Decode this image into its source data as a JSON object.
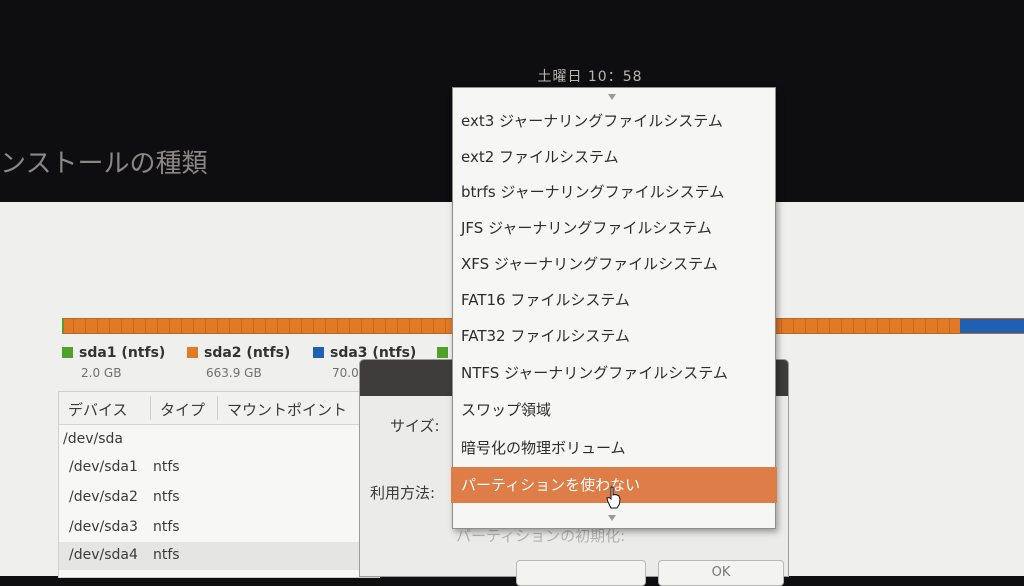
{
  "topbar": {
    "clock": "土曜日 10：58"
  },
  "installer": {
    "title": "ンストールの種類"
  },
  "disk": {
    "legend": [
      {
        "name": "sda1 (ntfs)",
        "size": "2.0 GB",
        "color": "#4ea12a"
      },
      {
        "name": "sda2 (ntfs)",
        "size": "663.9 GB",
        "color": "#e07a27"
      },
      {
        "name": "sda3 (ntfs)",
        "size": "70.0",
        "color": "#1f5fb4"
      }
    ],
    "extra_legend_color": "#4ea12a"
  },
  "table": {
    "headers": [
      "デバイス",
      "タイプ",
      "マウントポイント"
    ],
    "rows": [
      {
        "device": "/dev/sda",
        "type": ""
      },
      {
        "device": "/dev/sda1",
        "type": "ntfs"
      },
      {
        "device": "/dev/sda2",
        "type": "ntfs"
      },
      {
        "device": "/dev/sda3",
        "type": "ntfs"
      },
      {
        "device": "/dev/sda4",
        "type": "ntfs"
      }
    ]
  },
  "dialog": {
    "size_label": "サイズ:",
    "use_as_label": "利用方法:",
    "format_label": "パーティションの初期化:",
    "ok_label": "OK"
  },
  "dropdown": {
    "options": [
      "ext3 ジャーナリングファイルシステム",
      "ext2 ファイルシステム",
      "btrfs ジャーナリングファイルシステム",
      "JFS ジャーナリングファイルシステム",
      "XFS ジャーナリングファイルシステム",
      "FAT16 ファイルシステム",
      "FAT32 ファイルシステム",
      "NTFS ジャーナリングファイルシステム",
      "スワップ領域",
      "暗号化の物理ボリューム",
      "パーティションを使わない"
    ],
    "selected_index": 10,
    "selected_color": "#de7d47"
  }
}
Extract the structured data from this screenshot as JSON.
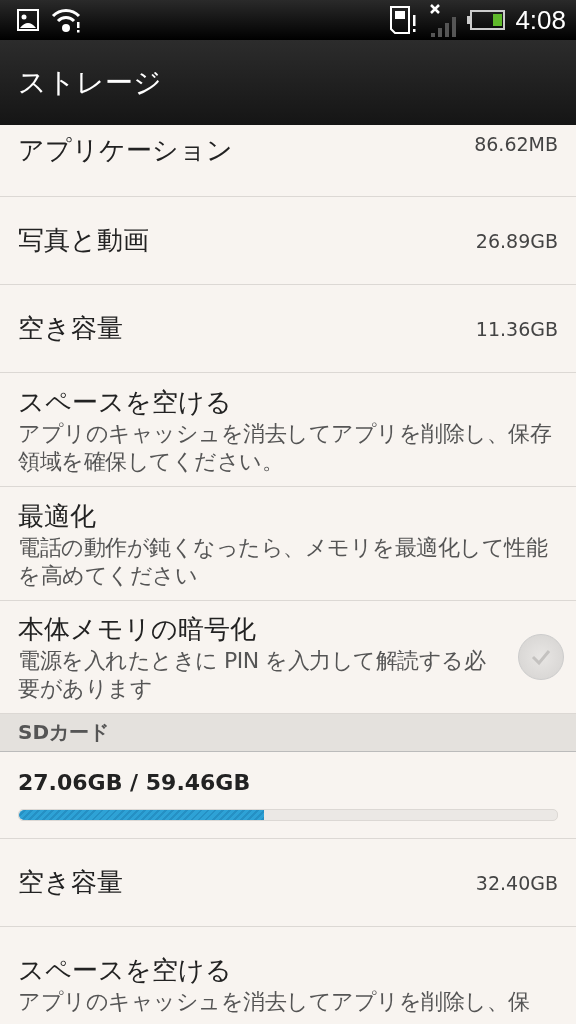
{
  "status_bar": {
    "time": "4:08"
  },
  "title_bar": {
    "title": "ストレージ"
  },
  "items": [
    {
      "kind": "value",
      "label": "アプリケーション",
      "value": "86.62MB"
    },
    {
      "kind": "value",
      "label": "写真と動画",
      "value": "26.89GB"
    },
    {
      "kind": "value",
      "label": "空き容量",
      "value": "11.36GB"
    },
    {
      "kind": "summary",
      "label": "スペースを空ける",
      "summary": "アプリのキャッシュを消去してアプリを削除し、保存領域を確保してください。"
    },
    {
      "kind": "summary",
      "label": "最適化",
      "summary": "電話の動作が鈍くなったら、メモリを最適化して性能を高めてください"
    },
    {
      "kind": "checkbox",
      "label": "本体メモリの暗号化",
      "summary": "電源を入れたときに PIN を入力して解読する必要があります",
      "checked": false
    },
    {
      "kind": "header",
      "label": "SDカード"
    },
    {
      "kind": "progress",
      "label": "27.06GB / 59.46GB",
      "level": 0.455
    },
    {
      "kind": "value",
      "label": "空き容量",
      "value": "32.40GB"
    },
    {
      "kind": "summary",
      "label": "スペースを空ける",
      "summary": "アプリのキャッシュを消去してアプリを削除し、保"
    }
  ]
}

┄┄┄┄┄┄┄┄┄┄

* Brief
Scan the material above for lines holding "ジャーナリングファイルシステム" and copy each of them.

* Result for this exercise
      "ext3 ジャーナリングファイルシステム",
      "btrfs ジャーナリングファイルシステム",
      "JFS ジャーナリングファイルシステム",
      "XFS ジャーナリングファイルシステム",
      "NTFS ジャーナリングファイルシステム",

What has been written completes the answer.